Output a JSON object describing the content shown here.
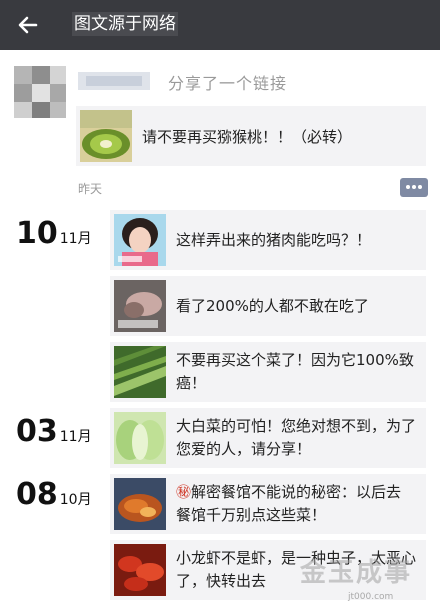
{
  "header": {
    "title": "图文源于网络"
  },
  "share": {
    "action_text": "分享了一个链接",
    "link_title": "请不要再买猕猴桃！！（必转）",
    "time": "昨天"
  },
  "posts": [
    {
      "day": "10",
      "month": "11月",
      "text": "这样弄出来的猪肉能吃吗？！",
      "thumb": "woman-photo"
    },
    {
      "text": "看了200%的人都不敢在吃了",
      "thumb": "meat-photo"
    },
    {
      "text": "不要再买这个菜了！因为它100%致癌！",
      "thumb": "vegetable-photo"
    },
    {
      "day": "03",
      "month": "11月",
      "text": "大白菜的可怕！您绝对想不到，为了您爱的人，请分享！",
      "thumb": "cabbage-photo"
    },
    {
      "day": "08",
      "month": "10月",
      "badge": "㊙",
      "text": "解密餐馆不能说的秘密：以后去餐馆千万别点这些菜！",
      "thumb": "dish-photo"
    },
    {
      "text": "小龙虾不是虾，是一种虫子，太恶心了，快转出去",
      "thumb": "crayfish-photo"
    }
  ],
  "watermark": {
    "text": "金玉成事",
    "url": "jt000.com"
  },
  "colors": {
    "topbar": "#393a3f",
    "card": "#f3f3f5",
    "comment_button": "#7f8aa3"
  }
}
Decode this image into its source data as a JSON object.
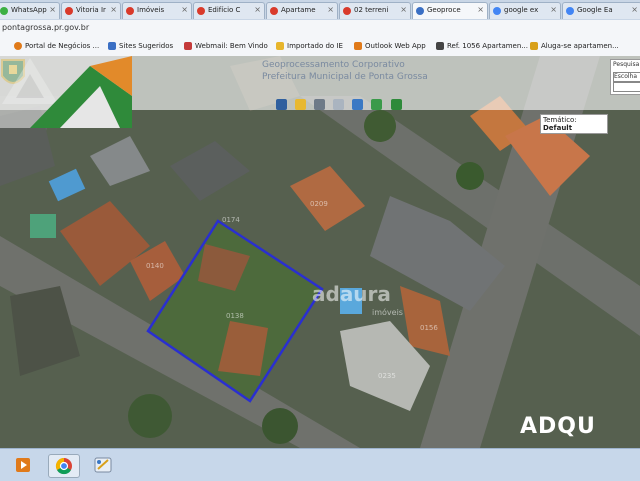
{
  "browser": {
    "tabs": [
      {
        "label": "WhatsApp",
        "icon": "whatsapp-icon",
        "color": "#3cb043"
      },
      {
        "label": "Vitoria Ir",
        "icon": "page-icon",
        "color": "#d93a2b"
      },
      {
        "label": "Imóveis",
        "icon": "page-icon",
        "color": "#d93a2b"
      },
      {
        "label": "Edifício C",
        "icon": "page-icon",
        "color": "#d93a2b"
      },
      {
        "label": "Apartame",
        "icon": "page-icon",
        "color": "#d93a2b"
      },
      {
        "label": "02 terreni",
        "icon": "page-icon",
        "color": "#d93a2b"
      },
      {
        "label": "Geoproce",
        "icon": "globe-icon",
        "color": "#3a6fc4"
      },
      {
        "label": "google ex",
        "icon": "google-icon",
        "color": "#4285f4"
      },
      {
        "label": "Google Ea",
        "icon": "google-icon",
        "color": "#4285f4"
      }
    ],
    "url": "pontagrossa.pr.gov.br",
    "bookmarks": [
      {
        "label": "Portal de Negócios ...",
        "color": "#e07a1a"
      },
      {
        "label": "Sites Sugeridos",
        "color": "#3a6fc4"
      },
      {
        "label": "Webmail: Bem Vindo",
        "color": "#c43a3a"
      },
      {
        "label": "Importado do IE",
        "color": "#e7b52c"
      },
      {
        "label": "Outlook Web App",
        "color": "#e07a1a"
      },
      {
        "label": "Ref. 1056 Apartamen...",
        "color": "#444444"
      },
      {
        "label": "Aluga-se apartamen...",
        "color": "#d8a01a"
      }
    ]
  },
  "map": {
    "header": {
      "title": "Geoprocessamento Corporativo",
      "subtitle": "Prefeitura Municipal de Ponta Grossa"
    },
    "toolbar_icons": [
      "zoom-in-icon",
      "home-icon",
      "pan-icon",
      "measure-icon",
      "layers-icon",
      "info-icon",
      "print-icon"
    ],
    "pesquisa": {
      "label": "Pesquisa",
      "select_value": "Escolha"
    },
    "tematico": {
      "label": "Temático:",
      "value": "Default"
    },
    "watermark": {
      "text": "adaura",
      "subtitle": "imóveis"
    },
    "brand": {
      "text": "ADQU"
    },
    "lot_numbers": [
      "0174",
      "0138",
      "0209",
      "0156",
      "0235",
      "0140"
    ],
    "colors": {
      "boundary": "#2a2fd0",
      "brand_green": "#2f8a3a",
      "brand_orange": "#e28a2a"
    }
  },
  "taskbar": {
    "items": [
      {
        "name": "media-player-icon"
      },
      {
        "name": "chrome-icon"
      },
      {
        "name": "paint-icon"
      }
    ]
  }
}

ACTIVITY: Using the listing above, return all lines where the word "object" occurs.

PROBLEM SOLUTION:
Output a JSON object describing the content shown here.
Decode this image into its source data as a JSON object.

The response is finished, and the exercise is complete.